∆ invertebrate community composition

∆ seasonal occurrence

• Nutrient loading = ↑ invertebrate production

∆ invertebrate community composition

∆ seasonal occurrence

slide18

Summary – hypothesized climate change effects

• Increased temperatures = ↑ invertebrate production

∆ invertebrate community composition

∆ seasonal occurrence

•Terrestrial veg expansion = ↑ invertebrate abundance

∆ invertebrate community composition

∆ seasonal occurrence

• Nutrient loading = ↑ invertebrate production

∆ invertebrate community composition

∆ seasonal occurrence

slide19

Summary – hypothesized climate change effects

• Increased temperatures = ↑ invertebrate production

∆ invertebrate community composition

∆ seasonal occurrence

• Terrestrial veg expansion = ↑ invertebrate abundance

∆ invertebrate community composition

∆ seasonal occurrence

• Nutrient loading = ↑ invertebrate production

∆ invertebrate community composition

∆ seasonal occurrence

slide20

Summary – hypothesized climate change effects

Physical processes dictate biological outcomes in riverine systems

Leaf litter

inputs

Terrestrial

invertebrate

inputs

Elevated basal food resources for fish & other consumers

Riparian plant

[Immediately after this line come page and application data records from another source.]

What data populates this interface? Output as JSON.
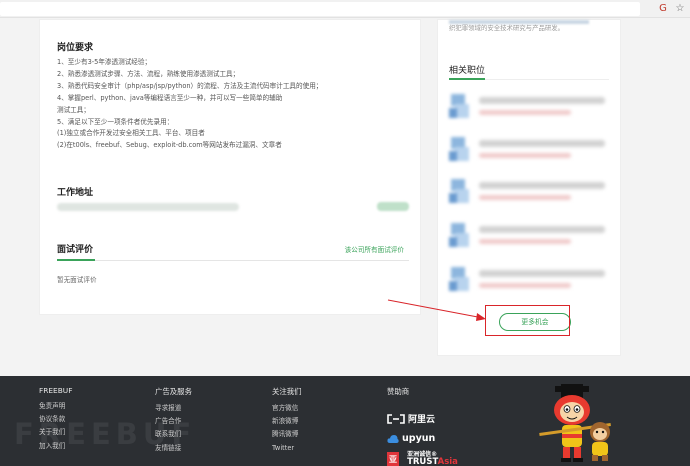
{
  "browser": {
    "ext_icon_1": "G",
    "ext_icon_2": "☆"
  },
  "job": {
    "requirements_title": "岗位要求",
    "requirements": [
      "1、至少有3-5年渗透测试经验；",
      "2、熟悉渗透测试步骤、方法、流程，熟练使用渗透测试工具；",
      "3、熟悉代码安全审计（php/asp/jsp/python）的流程、方法及主流代码审计工具的使用；",
      "4、掌握perl、python、java等编程语言至少一种，并可以写一些简单的辅助",
      "测试工具；",
      "5、满足以下至少一项条件者优先录用：",
      "(1)独立或合作开发过安全相关工具、平台、项目者",
      "(2)在t00ls、freebuf、Sebug、exploit-db.com等网站发布过漏洞、文章者"
    ],
    "address_title": "工作地址",
    "review_title": "面试评价",
    "review_link": "该公司所有面试评价",
    "no_review": "暂无面试评价"
  },
  "sidebar": {
    "top_text": "织犯罪领域的安全技术研究与产品研发。",
    "title": "相关职位",
    "items_count_label": "",
    "more_button": "更多机会"
  },
  "footer": {
    "columns": [
      {
        "head": "FREEBUF",
        "links": [
          "免责声明",
          "协议条款",
          "关于我们",
          "加入我们"
        ]
      },
      {
        "head": "广告及服务",
        "links": [
          "寻求报道",
          "广告合作",
          "联系我们",
          "友情链接"
        ]
      },
      {
        "head": "关注我们",
        "links": [
          "官方微信",
          "新浪微博",
          "腾讯微博",
          "Twitter"
        ]
      }
    ],
    "sponsor_head": "赞助商",
    "sponsors": {
      "aliyun": "阿里云",
      "upyun": "upyun",
      "trust_cn": "亚洲诚信®",
      "trust_en_1": "TRUST",
      "trust_en_2": "Asia"
    },
    "watermark": "FREEBUF"
  },
  "colors": {
    "accent": "#3aa35a",
    "highlight": "#d9252a",
    "footer_bg": "#2c2f33"
  }
}
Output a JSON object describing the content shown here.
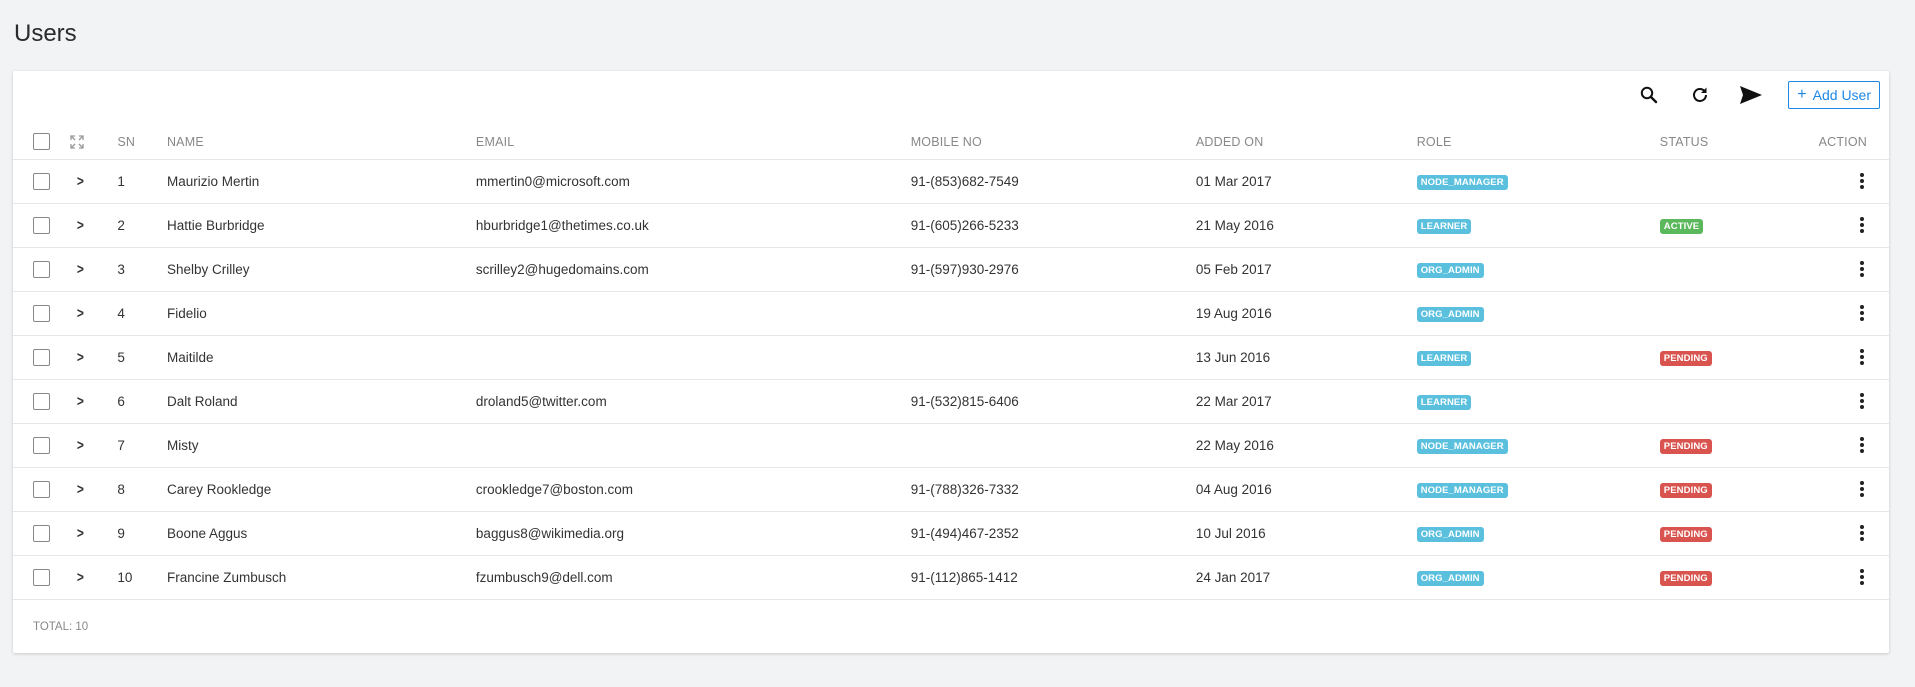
{
  "page": {
    "title": "Users"
  },
  "toolbar": {
    "search_icon": "search-icon",
    "refresh_icon": "refresh-icon",
    "send_icon": "send-icon",
    "add_user_label": "Add User",
    "add_user_icon": "+"
  },
  "columns": {
    "sn": "SN",
    "name": "NAME",
    "email": "EMAIL",
    "mobile": "MOBILE NO",
    "added_on": "ADDED ON",
    "role": "ROLE",
    "status": "STATUS",
    "action": "ACTION"
  },
  "colors": {
    "role_badge": "#5bc0de",
    "active_badge": "#5cb85c",
    "pending_badge": "#d9534f",
    "accent": "#1e88e5"
  },
  "rows": [
    {
      "sn": "1",
      "name": "Maurizio Mertin",
      "email": "mmertin0@microsoft.com",
      "mobile": "91-(853)682-7549",
      "added_on": "01 Mar 2017",
      "role": "NODE_MANAGER",
      "status": ""
    },
    {
      "sn": "2",
      "name": "Hattie Burbridge",
      "email": "hburbridge1@thetimes.co.uk",
      "mobile": "91-(605)266-5233",
      "added_on": "21 May 2016",
      "role": "LEARNER",
      "status": "ACTIVE"
    },
    {
      "sn": "3",
      "name": "Shelby Crilley",
      "email": "scrilley2@hugedomains.com",
      "mobile": "91-(597)930-2976",
      "added_on": "05 Feb 2017",
      "role": "ORG_ADMIN",
      "status": ""
    },
    {
      "sn": "4",
      "name": "Fidelio",
      "email": "",
      "mobile": "",
      "added_on": "19 Aug 2016",
      "role": "ORG_ADMIN",
      "status": ""
    },
    {
      "sn": "5",
      "name": "Maitilde",
      "email": "",
      "mobile": "",
      "added_on": "13 Jun 2016",
      "role": "LEARNER",
      "status": "PENDING"
    },
    {
      "sn": "6",
      "name": "Dalt Roland",
      "email": "droland5@twitter.com",
      "mobile": "91-(532)815-6406",
      "added_on": "22 Mar 2017",
      "role": "LEARNER",
      "status": ""
    },
    {
      "sn": "7",
      "name": "Misty",
      "email": "",
      "mobile": "",
      "added_on": "22 May 2016",
      "role": "NODE_MANAGER",
      "status": "PENDING"
    },
    {
      "sn": "8",
      "name": "Carey Rookledge",
      "email": "crookledge7@boston.com",
      "mobile": "91-(788)326-7332",
      "added_on": "04 Aug 2016",
      "role": "NODE_MANAGER",
      "status": "PENDING"
    },
    {
      "sn": "9",
      "name": "Boone Aggus",
      "email": "baggus8@wikimedia.org",
      "mobile": "91-(494)467-2352",
      "added_on": "10 Jul 2016",
      "role": "ORG_ADMIN",
      "status": "PENDING"
    },
    {
      "sn": "10",
      "name": "Francine Zumbusch",
      "email": "fzumbusch9@dell.com",
      "mobile": "91-(112)865-1412",
      "added_on": "24 Jan 2017",
      "role": "ORG_ADMIN",
      "status": "PENDING"
    }
  ],
  "footer": {
    "total": "TOTAL: 10"
  }
}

community

development

Erosion &

sediment

deposition

Terrestrial

ecosystem

Freshwater

ecosystem